## Exercise goal
The word "arrow" marks the lines to keep; find each one in the data and copy it.

★ ★ ★

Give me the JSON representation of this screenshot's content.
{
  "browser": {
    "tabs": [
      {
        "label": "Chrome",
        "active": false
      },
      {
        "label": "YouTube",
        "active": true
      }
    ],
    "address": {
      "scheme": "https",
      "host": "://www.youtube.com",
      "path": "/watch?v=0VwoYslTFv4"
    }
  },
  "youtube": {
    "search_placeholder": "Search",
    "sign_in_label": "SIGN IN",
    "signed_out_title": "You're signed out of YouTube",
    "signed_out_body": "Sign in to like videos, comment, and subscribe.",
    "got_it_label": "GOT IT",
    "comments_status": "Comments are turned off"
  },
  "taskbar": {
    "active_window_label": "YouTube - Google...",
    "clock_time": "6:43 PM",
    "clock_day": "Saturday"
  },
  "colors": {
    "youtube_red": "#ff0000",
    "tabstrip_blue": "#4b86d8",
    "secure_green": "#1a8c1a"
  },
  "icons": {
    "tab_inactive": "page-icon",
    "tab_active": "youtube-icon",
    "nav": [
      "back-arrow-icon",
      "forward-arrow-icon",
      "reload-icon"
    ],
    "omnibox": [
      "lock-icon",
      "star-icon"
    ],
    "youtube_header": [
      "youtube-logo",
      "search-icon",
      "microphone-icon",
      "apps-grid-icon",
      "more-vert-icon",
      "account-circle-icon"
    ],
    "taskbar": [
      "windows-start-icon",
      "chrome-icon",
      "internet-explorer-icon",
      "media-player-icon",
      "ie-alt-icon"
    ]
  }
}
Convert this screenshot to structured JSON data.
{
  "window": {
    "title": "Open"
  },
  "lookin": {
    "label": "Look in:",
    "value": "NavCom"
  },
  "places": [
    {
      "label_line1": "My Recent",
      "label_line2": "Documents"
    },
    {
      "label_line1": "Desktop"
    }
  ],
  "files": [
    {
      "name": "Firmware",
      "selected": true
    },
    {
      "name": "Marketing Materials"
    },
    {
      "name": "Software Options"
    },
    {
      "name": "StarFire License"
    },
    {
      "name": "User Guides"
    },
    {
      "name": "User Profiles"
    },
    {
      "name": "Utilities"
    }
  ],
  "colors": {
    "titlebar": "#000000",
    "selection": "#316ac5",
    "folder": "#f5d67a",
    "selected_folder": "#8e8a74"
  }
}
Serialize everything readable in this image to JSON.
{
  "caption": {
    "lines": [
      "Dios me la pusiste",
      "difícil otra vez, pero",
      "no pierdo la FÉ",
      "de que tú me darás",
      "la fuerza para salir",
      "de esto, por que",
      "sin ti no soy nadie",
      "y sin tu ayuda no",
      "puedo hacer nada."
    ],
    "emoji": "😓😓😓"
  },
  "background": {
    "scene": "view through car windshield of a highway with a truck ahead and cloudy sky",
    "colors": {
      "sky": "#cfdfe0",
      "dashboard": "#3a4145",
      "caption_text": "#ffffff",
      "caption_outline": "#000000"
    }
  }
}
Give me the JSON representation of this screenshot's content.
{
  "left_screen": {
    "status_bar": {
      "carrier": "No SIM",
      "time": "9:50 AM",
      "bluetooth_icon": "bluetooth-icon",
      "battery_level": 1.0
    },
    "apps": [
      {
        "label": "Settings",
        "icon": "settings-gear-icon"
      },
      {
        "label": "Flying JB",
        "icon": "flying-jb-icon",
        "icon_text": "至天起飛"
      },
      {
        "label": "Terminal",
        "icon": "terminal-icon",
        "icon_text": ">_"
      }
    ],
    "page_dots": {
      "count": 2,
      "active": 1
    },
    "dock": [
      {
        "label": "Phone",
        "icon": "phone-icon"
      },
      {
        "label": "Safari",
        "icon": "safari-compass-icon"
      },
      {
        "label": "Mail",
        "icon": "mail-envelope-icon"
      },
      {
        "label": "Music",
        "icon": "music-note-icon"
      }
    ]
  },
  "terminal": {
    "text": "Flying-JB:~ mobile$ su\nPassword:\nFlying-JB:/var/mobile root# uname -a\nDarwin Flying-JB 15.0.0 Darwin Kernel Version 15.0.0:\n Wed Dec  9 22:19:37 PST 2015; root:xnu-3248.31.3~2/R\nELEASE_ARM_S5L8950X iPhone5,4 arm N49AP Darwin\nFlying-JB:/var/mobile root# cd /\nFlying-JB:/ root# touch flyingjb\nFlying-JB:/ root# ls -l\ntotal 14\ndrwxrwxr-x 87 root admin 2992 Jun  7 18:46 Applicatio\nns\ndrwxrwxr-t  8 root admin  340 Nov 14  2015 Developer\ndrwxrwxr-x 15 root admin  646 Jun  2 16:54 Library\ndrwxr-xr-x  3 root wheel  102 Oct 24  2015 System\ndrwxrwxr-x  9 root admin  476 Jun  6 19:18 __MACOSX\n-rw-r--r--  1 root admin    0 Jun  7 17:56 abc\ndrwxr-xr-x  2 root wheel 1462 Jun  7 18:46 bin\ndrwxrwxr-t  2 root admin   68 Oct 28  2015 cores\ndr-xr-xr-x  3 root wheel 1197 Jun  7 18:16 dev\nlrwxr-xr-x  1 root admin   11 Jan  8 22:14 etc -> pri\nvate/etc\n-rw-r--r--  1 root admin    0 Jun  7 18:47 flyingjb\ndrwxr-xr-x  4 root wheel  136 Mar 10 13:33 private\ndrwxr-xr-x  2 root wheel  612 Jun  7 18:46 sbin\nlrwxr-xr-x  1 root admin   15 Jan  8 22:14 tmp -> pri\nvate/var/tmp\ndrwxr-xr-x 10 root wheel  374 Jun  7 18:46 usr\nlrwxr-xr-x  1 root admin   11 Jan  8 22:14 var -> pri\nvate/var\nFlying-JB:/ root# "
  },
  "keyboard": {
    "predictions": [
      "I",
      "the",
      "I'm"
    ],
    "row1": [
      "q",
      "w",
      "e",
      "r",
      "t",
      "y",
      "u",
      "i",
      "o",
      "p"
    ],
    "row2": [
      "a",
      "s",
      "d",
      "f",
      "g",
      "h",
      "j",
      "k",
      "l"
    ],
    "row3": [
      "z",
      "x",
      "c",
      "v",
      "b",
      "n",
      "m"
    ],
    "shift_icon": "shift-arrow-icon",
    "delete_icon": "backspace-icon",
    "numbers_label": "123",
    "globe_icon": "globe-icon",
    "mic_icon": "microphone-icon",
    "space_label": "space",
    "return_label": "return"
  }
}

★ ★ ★

## Task answer
      "back-arrow-icon",
      "forward-arrow-icon",
    "shift_icon": "shift-arrow-icon",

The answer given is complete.